> [Task]: The records below are to be duplicated character for character.

[Start of Attachment]

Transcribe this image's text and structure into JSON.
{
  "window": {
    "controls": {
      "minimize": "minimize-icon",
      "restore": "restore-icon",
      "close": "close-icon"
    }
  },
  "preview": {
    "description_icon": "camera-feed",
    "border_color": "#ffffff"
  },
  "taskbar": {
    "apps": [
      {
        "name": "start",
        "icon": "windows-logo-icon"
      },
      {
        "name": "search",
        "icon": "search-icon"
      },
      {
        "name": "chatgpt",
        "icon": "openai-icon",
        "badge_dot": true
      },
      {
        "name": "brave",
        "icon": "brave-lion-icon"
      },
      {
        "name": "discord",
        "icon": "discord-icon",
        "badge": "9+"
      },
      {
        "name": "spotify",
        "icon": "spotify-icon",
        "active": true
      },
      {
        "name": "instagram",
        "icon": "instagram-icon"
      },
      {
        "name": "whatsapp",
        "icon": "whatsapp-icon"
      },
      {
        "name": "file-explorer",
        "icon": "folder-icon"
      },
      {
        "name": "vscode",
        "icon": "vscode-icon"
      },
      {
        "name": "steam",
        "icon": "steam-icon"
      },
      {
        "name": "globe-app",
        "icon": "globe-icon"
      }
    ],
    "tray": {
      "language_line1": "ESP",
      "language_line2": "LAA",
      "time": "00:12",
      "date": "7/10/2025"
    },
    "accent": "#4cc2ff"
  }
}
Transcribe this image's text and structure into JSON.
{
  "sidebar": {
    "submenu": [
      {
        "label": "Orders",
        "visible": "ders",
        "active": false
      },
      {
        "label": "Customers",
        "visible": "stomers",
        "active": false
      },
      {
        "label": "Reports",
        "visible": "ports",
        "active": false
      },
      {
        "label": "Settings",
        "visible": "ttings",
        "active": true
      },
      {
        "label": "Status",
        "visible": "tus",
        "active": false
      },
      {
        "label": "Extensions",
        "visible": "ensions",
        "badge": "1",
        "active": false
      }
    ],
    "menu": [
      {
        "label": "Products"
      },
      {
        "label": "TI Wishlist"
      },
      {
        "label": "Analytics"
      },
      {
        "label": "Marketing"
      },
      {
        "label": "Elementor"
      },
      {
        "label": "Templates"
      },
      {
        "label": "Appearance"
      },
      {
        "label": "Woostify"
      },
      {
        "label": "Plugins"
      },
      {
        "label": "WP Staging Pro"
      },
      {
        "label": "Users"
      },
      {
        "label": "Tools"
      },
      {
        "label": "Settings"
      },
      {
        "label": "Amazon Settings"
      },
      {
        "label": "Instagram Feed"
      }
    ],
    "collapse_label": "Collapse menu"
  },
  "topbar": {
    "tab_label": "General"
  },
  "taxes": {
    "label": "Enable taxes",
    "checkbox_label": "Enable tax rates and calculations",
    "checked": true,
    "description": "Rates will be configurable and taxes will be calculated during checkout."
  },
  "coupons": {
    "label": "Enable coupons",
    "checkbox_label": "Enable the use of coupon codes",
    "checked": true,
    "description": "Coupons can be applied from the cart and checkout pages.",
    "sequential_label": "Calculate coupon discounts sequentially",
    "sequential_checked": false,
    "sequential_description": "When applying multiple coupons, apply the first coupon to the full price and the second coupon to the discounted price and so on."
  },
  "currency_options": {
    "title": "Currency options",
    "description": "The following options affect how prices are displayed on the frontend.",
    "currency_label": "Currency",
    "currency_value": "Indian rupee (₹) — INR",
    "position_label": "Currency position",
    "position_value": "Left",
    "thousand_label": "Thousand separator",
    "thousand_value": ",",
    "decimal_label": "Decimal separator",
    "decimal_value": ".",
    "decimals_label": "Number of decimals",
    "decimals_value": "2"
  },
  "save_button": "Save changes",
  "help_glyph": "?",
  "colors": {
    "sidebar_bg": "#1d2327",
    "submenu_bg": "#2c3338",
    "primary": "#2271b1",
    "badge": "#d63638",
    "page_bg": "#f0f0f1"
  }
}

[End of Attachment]

> [Response area]:
Transcribe this image's text and structure into JSON.
{
  "window": {
    "controls": {
      "minimize": "minimize-icon",
      "restore": "restore-icon",
      "close": "close-icon"
    }
  },
  "preview": {
    "description_icon": "camera-feed",
    "border_color": "#ffffff"
  },
  "taskbar": {
    "apps": [
      {
        "name": "start",
        "icon": "windows-logo-icon"
      },
      {
        "name": "search",
        "icon": "search-icon"
      },
      {
        "name": "chatgpt",
        "icon": "openai-icon",
        "badge_dot": true
      },
      {
        "name": "brave",
        "icon": "brave-lion-icon"
      },
      {
        "name": "discord",
        "icon": "discord-icon",
        "badge": "9+"
      },
      {
        "name": "spotify",
        "icon": "spotify-icon",
        "active": true
      },
      {
        "name": "instagram",
        "icon": "instagram-icon"
      },
      {
        "name": "whatsapp",
        "icon": "whatsapp-icon"
      },
      {
        "name": "file-explorer",
        "icon": "folder-icon"
      },
      {
        "name": "vscode",
        "icon": "vscode-icon"
      },
      {
        "name": "steam",
        "icon": "steam-icon"
      },
      {
        "name": "globe-app",
        "icon": "globe-icon"
      }
    ],
    "tray": {
      "language_line1": "ESP",
      "language_line2": "LAA",
      "time": "00:12",
      "date": "7/10/2025"
    },
    "accent": "#4cc2ff"
  }
}
Transcribe this image's text and structure into JSON.
{
  "sidebar": {
    "submenu": [
      {
        "label": "Orders",
        "visible": "ders",
        "active": false
      },
      {
        "label": "Customers",
        "visible": "stomers",
        "active": false
      },
      {
        "label": "Reports",
        "visible": "ports",
        "active": false
      },
      {
        "label": "Settings",
        "visible": "ttings",
        "active": true
      },
      {
        "label": "Status",
        "visible": "tus",
        "active": false
      },
      {
        "label": "Extensions",
        "visible": "ensions",
        "badge": "1",
        "active": false
      }
    ],
    "menu": [
      {
        "label": "Products"
      },
      {
        "label": "TI Wishlist"
      },
      {
        "label": "Analytics"
      },
      {
        "label": "Marketing"
      },
      {
        "label": "Elementor"
      },
      {
        "label": "Templates"
      },
      {
        "label": "Appearance"
      },
      {
        "label": "Woostify"
      },
      {
        "label": "Plugins"
      },
      {
        "label": "WP Staging Pro"
      },
      {
        "label": "Users"
      },
      {
        "label": "Tools"
      },
      {
        "label": "Settings"
      },
      {
        "label": "Amazon Settings"
      },
      {
        "label": "Instagram Feed"
      }
    ],
    "collapse_label": "Collapse menu"
  },
  "topbar": {
    "tab_label": "General"
  },
  "taxes": {
    "label": "Enable taxes",
    "checkbox_label": "Enable tax rates and calculations",
    "checked": true,
    "description": "Rates will be configurable and taxes will be calculated during checkout."
  },
  "coupons": {
    "label": "Enable coupons",
    "checkbox_label": "Enable the use of coupon codes",
    "checked": true,
    "description": "Coupons can be applied from the cart and checkout pages.",
    "sequential_label": "Calculate coupon discounts sequentially",
    "sequential_checked": false,
    "sequential_description": "When applying multiple coupons, apply the first coupon to the full price and the second coupon to the discounted price and so on."
  },
  "currency_options": {
    "title": "Currency options",
    "description": "The following options affect how prices are displayed on the frontend.",
    "currency_label": "Currency",
    "currency_value": "Indian rupee (₹) — INR",
    "position_label": "Currency position",
    "position_value": "Left",
    "thousand_label": "Thousand separator",
    "thousand_value": ",",
    "decimal_label": "Decimal separator",
    "decimal_value": ".",
    "decimals_label": "Number of decimals",
    "decimals_value": "2"
  },
  "save_button": "Save changes",
  "help_glyph": "?",
  "colors": {
    "sidebar_bg": "#1d2327",
    "submenu_bg": "#2c3338",
    "primary": "#2271b1",
    "badge": "#d63638",
    "page_bg": "#f0f0f1"
  }
}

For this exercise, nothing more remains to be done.